Cavanaugh and Blanchard-Fields (2002), in fact, pointed out that the study of the cognitive processes in aging must be made with the distinction between normal and abnormal processes. The optimal level of development, therefore, is a very individual thing in the adult years. So many more factors seem involved than in the childhood years, for which Piaget could much more definitely attach age ranges to his stages of cognitive development. While there is apparently “no association between age and wise answers” (Cavanaugh & Blanchard-Fields, p. 290), pathology likely has more to do with drastic changes in cognitive abilities than does simple aging.

The fact is, there are no simple answers to all the questions and challenges thrust forth in the field. The variability of factors abound, not only individually, but among societies and cultures, and the conventions by which they conduct their affairs, which impose complexities that are difficult to discern and describe. Even if a cognitive science of aging were possible, constructing it would present monumental challenges.


American Federation for Aging Research. (2003). What cognitive changes take place with age? New York: Author. Retrieved March 1, 2004, from http://www.infoaging.org/b-neuro-1-what.html#top.

Cavanaugh, J. C., & Blanchard-Fields, F. (2002). Adult development and aging (4th ed.). Belmont, CA: Wadsworth.

Garnham, A. (1991). The mind in action: A personal view of cognitive science. New York: Routledge.

Grundman, M., Petersen, R. C., Ferris, S. H., Thomas, R. G., Aisen, P. S., Bennett, D. A., et al. (2004, January). Mild cognitive impairment can be distinguished from Alzheimer disease and normal aging for clinical trials. Archives of Neurology, 61(1), 59-66.

Kalat, J. W. (2001). Biological psychology (7th ed.). Belmont, CA: Wadsworth.

Kellogg, R. T. (1995). Cognitive psychology. Thousand Oaks, CA: Sage.

Khalsa, D. S. (1997). Brain longevity: The breakthrough medical program that improves your mind and memory. New York: Warner Books.

National Institute of Health, National Institute on Aging. (1999, December 13). Research provides further support for lifelong influences on brain and cognitive health. Washington, DC: Author. Retrieved March 1, 2004, from http://www.alzheimersupport.com/library/showarticle.cfm?ID=1002.

Sano, M., Ernesto, C., Thomas, R. G., Klauber, M. R., Schafer, K., Grundman, M., et al. (1997, April 24). A controlled trial of selegiline, alpha-tocopherol, or both as treatment for Alzheimer's disease. The Alzheimer's Disease Cooperative Study.
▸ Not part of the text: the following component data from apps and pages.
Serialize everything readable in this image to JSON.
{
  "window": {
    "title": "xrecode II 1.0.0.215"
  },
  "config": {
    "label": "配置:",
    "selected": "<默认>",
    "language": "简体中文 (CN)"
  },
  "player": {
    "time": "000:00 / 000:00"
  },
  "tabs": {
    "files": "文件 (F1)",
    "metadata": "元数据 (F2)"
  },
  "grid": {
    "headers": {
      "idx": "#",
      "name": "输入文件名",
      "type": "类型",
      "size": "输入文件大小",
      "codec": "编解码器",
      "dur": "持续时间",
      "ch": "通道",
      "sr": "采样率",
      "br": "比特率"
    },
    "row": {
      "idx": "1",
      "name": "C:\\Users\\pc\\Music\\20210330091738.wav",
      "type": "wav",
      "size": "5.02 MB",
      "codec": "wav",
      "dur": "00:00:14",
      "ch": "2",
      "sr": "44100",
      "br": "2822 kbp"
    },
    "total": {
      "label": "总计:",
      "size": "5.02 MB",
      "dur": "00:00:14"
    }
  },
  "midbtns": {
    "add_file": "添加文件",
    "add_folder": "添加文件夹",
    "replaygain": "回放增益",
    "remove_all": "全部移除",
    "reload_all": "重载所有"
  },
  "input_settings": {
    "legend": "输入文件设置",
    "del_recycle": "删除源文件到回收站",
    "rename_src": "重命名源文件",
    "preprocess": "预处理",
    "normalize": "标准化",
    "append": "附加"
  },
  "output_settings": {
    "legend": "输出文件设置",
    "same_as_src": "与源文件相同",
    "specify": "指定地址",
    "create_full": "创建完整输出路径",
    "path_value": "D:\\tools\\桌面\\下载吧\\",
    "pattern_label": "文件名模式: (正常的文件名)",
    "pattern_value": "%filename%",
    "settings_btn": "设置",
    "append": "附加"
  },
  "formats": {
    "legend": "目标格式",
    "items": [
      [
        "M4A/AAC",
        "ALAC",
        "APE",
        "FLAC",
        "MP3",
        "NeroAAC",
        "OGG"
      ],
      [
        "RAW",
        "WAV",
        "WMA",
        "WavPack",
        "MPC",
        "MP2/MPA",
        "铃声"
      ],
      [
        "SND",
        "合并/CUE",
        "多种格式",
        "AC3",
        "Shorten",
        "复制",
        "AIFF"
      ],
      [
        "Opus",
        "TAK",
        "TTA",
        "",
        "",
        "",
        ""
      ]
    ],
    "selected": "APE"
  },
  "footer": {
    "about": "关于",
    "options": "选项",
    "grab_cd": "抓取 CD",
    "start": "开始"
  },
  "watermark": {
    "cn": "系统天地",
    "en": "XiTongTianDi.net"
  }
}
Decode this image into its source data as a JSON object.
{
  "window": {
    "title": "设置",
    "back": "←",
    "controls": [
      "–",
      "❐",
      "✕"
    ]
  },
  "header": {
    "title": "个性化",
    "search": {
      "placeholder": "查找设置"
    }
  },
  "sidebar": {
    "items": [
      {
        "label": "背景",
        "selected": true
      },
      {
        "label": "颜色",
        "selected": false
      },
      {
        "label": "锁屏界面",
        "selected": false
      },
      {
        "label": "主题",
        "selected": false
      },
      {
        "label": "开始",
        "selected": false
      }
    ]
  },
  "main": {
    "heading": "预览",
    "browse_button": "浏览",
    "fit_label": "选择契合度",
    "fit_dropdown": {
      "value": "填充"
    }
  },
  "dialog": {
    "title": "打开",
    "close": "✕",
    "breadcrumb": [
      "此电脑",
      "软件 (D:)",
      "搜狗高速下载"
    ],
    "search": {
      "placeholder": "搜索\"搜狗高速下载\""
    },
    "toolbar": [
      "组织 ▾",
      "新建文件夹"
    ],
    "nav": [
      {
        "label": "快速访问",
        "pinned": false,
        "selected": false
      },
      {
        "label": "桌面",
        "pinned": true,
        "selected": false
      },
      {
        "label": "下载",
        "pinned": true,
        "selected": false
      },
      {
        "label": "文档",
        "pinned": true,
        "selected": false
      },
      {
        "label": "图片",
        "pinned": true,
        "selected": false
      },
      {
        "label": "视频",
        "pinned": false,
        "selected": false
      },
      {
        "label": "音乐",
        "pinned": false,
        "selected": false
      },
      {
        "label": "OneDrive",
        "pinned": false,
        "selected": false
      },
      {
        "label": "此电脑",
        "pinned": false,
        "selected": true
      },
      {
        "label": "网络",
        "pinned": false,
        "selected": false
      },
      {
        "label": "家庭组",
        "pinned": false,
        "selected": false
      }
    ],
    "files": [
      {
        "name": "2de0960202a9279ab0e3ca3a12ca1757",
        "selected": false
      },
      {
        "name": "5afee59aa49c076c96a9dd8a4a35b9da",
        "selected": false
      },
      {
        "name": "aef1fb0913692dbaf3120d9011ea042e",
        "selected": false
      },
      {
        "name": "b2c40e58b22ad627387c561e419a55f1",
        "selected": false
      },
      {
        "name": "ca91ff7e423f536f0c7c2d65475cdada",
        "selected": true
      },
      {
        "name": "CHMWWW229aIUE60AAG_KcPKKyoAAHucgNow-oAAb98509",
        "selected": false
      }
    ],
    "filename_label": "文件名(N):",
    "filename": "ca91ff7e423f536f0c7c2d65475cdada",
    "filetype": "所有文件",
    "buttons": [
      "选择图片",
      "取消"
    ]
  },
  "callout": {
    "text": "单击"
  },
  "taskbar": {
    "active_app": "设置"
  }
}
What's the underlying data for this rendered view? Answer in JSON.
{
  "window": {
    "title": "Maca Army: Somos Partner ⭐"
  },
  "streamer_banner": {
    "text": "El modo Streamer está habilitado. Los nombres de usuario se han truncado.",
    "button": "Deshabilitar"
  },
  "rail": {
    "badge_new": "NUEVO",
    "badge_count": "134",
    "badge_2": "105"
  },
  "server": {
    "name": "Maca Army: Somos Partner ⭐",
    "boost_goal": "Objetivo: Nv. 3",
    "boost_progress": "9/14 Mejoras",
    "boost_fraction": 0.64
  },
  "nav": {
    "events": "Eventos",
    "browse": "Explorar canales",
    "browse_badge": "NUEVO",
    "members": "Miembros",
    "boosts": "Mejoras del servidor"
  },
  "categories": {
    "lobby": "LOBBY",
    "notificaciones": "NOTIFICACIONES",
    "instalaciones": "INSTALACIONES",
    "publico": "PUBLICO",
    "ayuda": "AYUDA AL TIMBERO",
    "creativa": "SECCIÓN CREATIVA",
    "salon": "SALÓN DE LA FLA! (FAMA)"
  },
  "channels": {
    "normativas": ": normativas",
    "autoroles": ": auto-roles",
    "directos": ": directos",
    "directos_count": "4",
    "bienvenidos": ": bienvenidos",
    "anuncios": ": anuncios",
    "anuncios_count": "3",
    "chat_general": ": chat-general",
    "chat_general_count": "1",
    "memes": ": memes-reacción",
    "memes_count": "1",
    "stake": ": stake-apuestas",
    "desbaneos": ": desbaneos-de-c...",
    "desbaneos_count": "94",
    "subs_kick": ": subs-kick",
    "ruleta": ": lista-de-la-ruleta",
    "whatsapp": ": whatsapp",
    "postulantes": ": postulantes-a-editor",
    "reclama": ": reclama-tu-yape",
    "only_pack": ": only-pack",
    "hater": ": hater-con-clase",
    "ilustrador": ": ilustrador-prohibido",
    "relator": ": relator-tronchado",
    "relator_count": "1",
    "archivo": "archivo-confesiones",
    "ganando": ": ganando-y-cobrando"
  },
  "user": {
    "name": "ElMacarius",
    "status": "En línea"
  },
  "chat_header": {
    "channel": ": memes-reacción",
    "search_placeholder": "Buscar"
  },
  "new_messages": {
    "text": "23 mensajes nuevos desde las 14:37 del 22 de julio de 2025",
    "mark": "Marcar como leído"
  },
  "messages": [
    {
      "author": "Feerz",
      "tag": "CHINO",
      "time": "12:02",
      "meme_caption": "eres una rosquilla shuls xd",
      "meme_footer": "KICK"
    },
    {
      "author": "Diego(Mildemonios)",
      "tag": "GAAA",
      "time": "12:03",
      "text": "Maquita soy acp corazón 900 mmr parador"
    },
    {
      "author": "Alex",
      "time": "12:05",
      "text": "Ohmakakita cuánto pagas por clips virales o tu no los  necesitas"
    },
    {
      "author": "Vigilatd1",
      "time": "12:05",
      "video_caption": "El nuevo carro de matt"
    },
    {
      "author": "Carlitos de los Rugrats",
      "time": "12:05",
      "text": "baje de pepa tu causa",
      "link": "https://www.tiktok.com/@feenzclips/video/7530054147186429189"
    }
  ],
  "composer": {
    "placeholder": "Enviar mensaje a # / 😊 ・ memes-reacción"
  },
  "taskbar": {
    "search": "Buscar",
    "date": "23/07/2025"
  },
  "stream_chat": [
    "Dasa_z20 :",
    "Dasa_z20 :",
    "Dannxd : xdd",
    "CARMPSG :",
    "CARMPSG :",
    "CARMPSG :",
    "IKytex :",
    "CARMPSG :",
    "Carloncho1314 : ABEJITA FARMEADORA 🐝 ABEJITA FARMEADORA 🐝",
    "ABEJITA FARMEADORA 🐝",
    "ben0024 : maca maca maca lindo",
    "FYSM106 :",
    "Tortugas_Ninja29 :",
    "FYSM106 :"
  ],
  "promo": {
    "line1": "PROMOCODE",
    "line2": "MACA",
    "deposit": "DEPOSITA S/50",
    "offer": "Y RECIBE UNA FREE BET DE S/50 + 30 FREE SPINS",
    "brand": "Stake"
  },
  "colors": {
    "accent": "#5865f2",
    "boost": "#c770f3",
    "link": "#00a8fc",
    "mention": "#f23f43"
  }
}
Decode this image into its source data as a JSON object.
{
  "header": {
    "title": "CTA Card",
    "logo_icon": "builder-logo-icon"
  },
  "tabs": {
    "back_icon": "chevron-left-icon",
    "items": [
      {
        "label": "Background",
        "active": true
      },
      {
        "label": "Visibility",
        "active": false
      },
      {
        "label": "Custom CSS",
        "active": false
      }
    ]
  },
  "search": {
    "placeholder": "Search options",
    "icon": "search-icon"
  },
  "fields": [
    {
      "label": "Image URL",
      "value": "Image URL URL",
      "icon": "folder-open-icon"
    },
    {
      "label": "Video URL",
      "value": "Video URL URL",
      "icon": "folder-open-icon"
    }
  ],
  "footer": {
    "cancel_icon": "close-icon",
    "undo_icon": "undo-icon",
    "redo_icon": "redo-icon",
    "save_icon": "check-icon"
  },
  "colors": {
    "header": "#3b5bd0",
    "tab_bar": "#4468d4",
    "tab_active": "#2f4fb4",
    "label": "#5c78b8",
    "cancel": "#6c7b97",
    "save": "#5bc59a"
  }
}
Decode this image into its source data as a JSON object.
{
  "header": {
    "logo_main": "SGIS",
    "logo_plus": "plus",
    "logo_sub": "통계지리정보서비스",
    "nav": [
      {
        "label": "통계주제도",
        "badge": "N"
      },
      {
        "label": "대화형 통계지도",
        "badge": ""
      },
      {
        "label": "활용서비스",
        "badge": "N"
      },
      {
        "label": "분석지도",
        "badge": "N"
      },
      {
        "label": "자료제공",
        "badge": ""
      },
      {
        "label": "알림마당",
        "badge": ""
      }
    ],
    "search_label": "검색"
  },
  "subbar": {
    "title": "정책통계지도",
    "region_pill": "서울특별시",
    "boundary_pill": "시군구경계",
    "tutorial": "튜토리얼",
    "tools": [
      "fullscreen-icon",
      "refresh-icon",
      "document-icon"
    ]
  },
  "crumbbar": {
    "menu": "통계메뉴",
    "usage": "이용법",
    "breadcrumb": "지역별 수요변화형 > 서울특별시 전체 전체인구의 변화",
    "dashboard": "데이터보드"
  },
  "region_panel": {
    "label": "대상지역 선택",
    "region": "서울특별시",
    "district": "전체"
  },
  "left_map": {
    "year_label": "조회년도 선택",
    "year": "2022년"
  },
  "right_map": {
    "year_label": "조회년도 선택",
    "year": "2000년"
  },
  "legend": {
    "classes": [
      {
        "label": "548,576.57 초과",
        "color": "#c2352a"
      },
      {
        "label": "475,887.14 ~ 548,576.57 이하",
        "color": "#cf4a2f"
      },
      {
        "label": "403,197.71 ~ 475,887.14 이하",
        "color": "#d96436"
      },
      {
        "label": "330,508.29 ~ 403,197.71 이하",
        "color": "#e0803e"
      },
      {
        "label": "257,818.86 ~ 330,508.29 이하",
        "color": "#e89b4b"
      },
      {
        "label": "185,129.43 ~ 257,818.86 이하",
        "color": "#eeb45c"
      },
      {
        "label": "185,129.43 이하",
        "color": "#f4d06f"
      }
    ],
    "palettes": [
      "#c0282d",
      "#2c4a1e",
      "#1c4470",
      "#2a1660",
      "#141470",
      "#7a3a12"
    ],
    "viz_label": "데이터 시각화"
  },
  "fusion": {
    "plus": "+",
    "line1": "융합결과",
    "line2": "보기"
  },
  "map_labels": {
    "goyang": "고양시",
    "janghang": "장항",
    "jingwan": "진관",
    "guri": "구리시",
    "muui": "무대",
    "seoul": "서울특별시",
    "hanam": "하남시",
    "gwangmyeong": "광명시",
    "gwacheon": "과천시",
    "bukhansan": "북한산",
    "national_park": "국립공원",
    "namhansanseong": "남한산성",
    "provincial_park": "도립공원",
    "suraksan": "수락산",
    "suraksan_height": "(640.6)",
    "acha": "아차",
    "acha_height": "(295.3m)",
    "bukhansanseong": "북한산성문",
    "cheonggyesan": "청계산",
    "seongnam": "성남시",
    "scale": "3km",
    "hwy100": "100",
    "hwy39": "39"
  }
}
New England Journal of Medicine, 336(17), 1216-1222.

Woolf, L. M. (1998). Theoretical perspectives relevant to developmental psychology:
A discussion of cognitive changes associated with old age within the framework of the first three sections. Webster University. Retrieved March 1, 2004, from http://www.webster.edu/~woolflm/cognitions.html.

Author's Bio: 

Lora Morrow is a neuropsychological counselor and President and Director of Positive Personal Modification Institute. Visit her website on Conquering Stress Today at http://www.conquerstresstoday.info .